Exercise —
Filter the entries down to the lines containing "avatar", and copy those lines.

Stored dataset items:
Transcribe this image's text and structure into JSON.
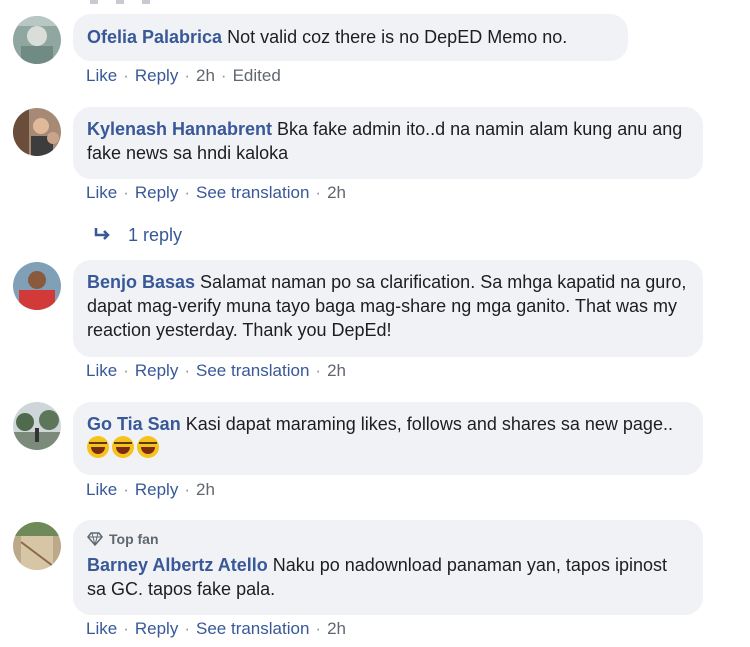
{
  "comments": [
    {
      "author": "Ofelia Palabrica",
      "text": "Not valid coz there is no DepED Memo no.",
      "actions": {
        "like": "Like",
        "reply": "Reply",
        "time": "2h",
        "edited": "Edited"
      },
      "avatar": "avatar-ofelia"
    },
    {
      "author": "Kylenash Hannabrent",
      "text": "Bka fake admin ito..d na namin alam kung anu ang fake news sa hndi kaloka",
      "actions": {
        "like": "Like",
        "reply": "Reply",
        "translate": "See translation",
        "time": "2h"
      },
      "replies_label": "1 reply",
      "avatar": "avatar-kylenash"
    },
    {
      "author": "Benjo Basas",
      "text": "Salamat naman po sa clarification. Sa mhga kapatid na guro, dapat mag-verify muna tayo baga mag-share ng mga ganito. That was my reaction yesterday. Thank you DepEd!",
      "actions": {
        "like": "Like",
        "reply": "Reply",
        "translate": "See translation",
        "time": "2h"
      },
      "avatar": "avatar-benjo"
    },
    {
      "author": "Go Tia San",
      "text": "Kasi dapat maraming likes, follows and shares sa new page..",
      "emoji_count": 3,
      "emoji_icon": "laughing-tears-emoji",
      "actions": {
        "like": "Like",
        "reply": "Reply",
        "time": "2h"
      },
      "avatar": "avatar-go-tia-san"
    },
    {
      "author": "Barney Albertz Atello",
      "badge": "Top fan",
      "text": "Naku po nadownload panaman yan, tapos ipinost sa GC. tapos fake pala.",
      "actions": {
        "like": "Like",
        "reply": "Reply",
        "translate": "See translation",
        "time": "2h"
      },
      "avatar": "avatar-barney"
    }
  ],
  "colors": {
    "author": "#385898",
    "bubble": "#f0f2f5",
    "meta": "#606770",
    "text": "#1c1e21"
  },
  "icons": {
    "reply_arrow": "reply-arrow-icon",
    "top_fan": "diamond-icon"
  }
}
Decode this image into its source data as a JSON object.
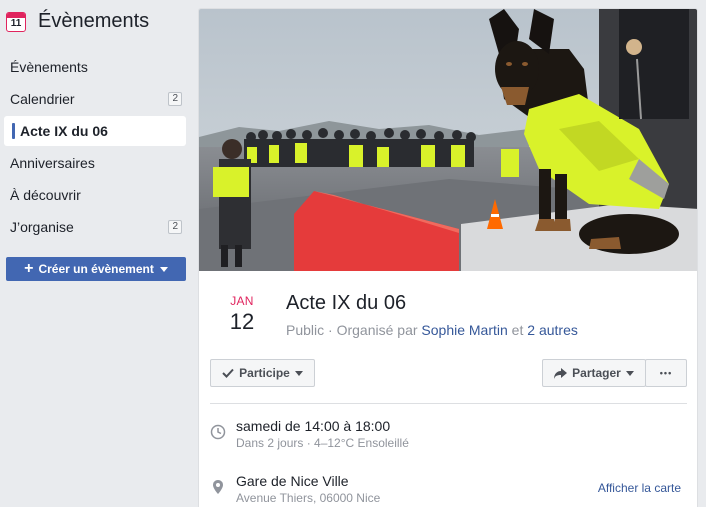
{
  "sidebar": {
    "title": "Évènements",
    "calendar_icon_number": "11",
    "items": [
      {
        "label": "Évènements",
        "badge": ""
      },
      {
        "label": "Calendrier",
        "badge": "2"
      },
      {
        "label": "Acte IX du 06",
        "badge": ""
      },
      {
        "label": "Anniversaires",
        "badge": ""
      },
      {
        "label": "À découvrir",
        "badge": ""
      },
      {
        "label": "J’organise",
        "badge": "2"
      }
    ],
    "create_button": "Créer un évènement"
  },
  "event": {
    "month": "JAN",
    "day": "12",
    "title": "Acte IX du 06",
    "privacy": "Public",
    "organized_by": " · Organisé par ",
    "organizer": "Sophie Martin",
    "and_text": " et ",
    "others": "2 autres"
  },
  "actions": {
    "going_label": "Participe",
    "share_label": "Partager",
    "more_label": "•••"
  },
  "details": {
    "time_main": "samedi de 14:00 à 18:00",
    "time_secondary": "Dans 2 jours · 4–12°C Ensoleillé",
    "location_main": "Gare de Nice Ville",
    "location_secondary": "Avenue Thiers, 06000 Nice",
    "map_link": "Afficher la carte"
  },
  "colors": {
    "accent": "#4267b2",
    "link": "#365899",
    "date_red": "#e0245e",
    "vest_yellow": "#d9f22a"
  },
  "icons": {
    "calendar": "calendar-icon",
    "clock": "clock-icon",
    "location": "map-pin-icon",
    "check": "check-icon",
    "share": "share-arrow-icon",
    "plus": "plus-icon"
  }
}
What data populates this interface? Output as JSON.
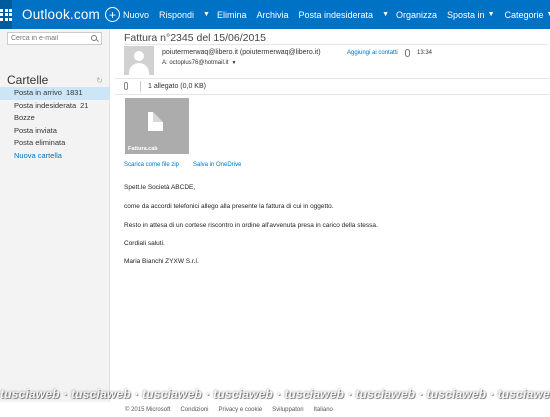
{
  "topbar": {
    "brand": "Outlook.com",
    "new_label": "Nuovo",
    "reply_label": "Rispondi",
    "delete_label": "Elimina",
    "archive_label": "Archivia",
    "junk_label": "Posta indesiderata",
    "organize_label": "Organizza",
    "move_label": "Sposta in",
    "categories_label": "Categorie",
    "more_label": "•••",
    "accent_color": "#0072c6"
  },
  "sidebar": {
    "search_placeholder": "Cerca in e-mail",
    "folders_title": "Cartelle",
    "folders": [
      {
        "label": "Posta in arrivo",
        "count": "1831"
      },
      {
        "label": "Posta indesiderata",
        "count": "21"
      },
      {
        "label": "Bozze",
        "count": ""
      },
      {
        "label": "Posta inviata",
        "count": ""
      },
      {
        "label": "Posta eliminata",
        "count": ""
      },
      {
        "label": "Nuova cartella",
        "count": ""
      }
    ]
  },
  "message": {
    "subject": "Fattura n°2345 del 15/06/2015",
    "sender": "poiutermerwaq@libero.it (poiutermerwaq@libero.it)",
    "add_contact": "Aggiungi ai contatti",
    "time": "13:34",
    "recipient": "A: octoplus76@hotmail.it",
    "attachment_count": "1 allegato (0,0 KB)",
    "attachment_name": "Fattura.cab",
    "download_zip": "Scarica come file zip",
    "save_onedrive": "Salva in OneDrive",
    "body": [
      "Spett.le Società ABCDE,",
      "come da accordi telefonici allego alla presente la fattura di cui in oggetto.",
      "Resto in attesa di un cortese riscontro in ordine all'avvenuta presa in carico della stessa.",
      "Cordiali saluti.",
      "Maria Bianchi ZYXW S.r.l."
    ]
  },
  "watermark": "tusciaweb · tusciaweb · tusciaweb · tusciaweb · tusciaweb · tusciaweb · tusciaweb · tusciaweb",
  "footer": {
    "copyright": "© 2015 Microsoft",
    "terms": "Condizioni",
    "privacy": "Privacy e cookie",
    "developers": "Sviluppatori",
    "language": "Italiano"
  }
}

Task solution —
      "avatar": "avatar-ofelia"
      "avatar": "avatar-kylenash"
      "avatar": "avatar-benjo"
      "avatar": "avatar-go-tia-san"
      "avatar": "avatar-barney"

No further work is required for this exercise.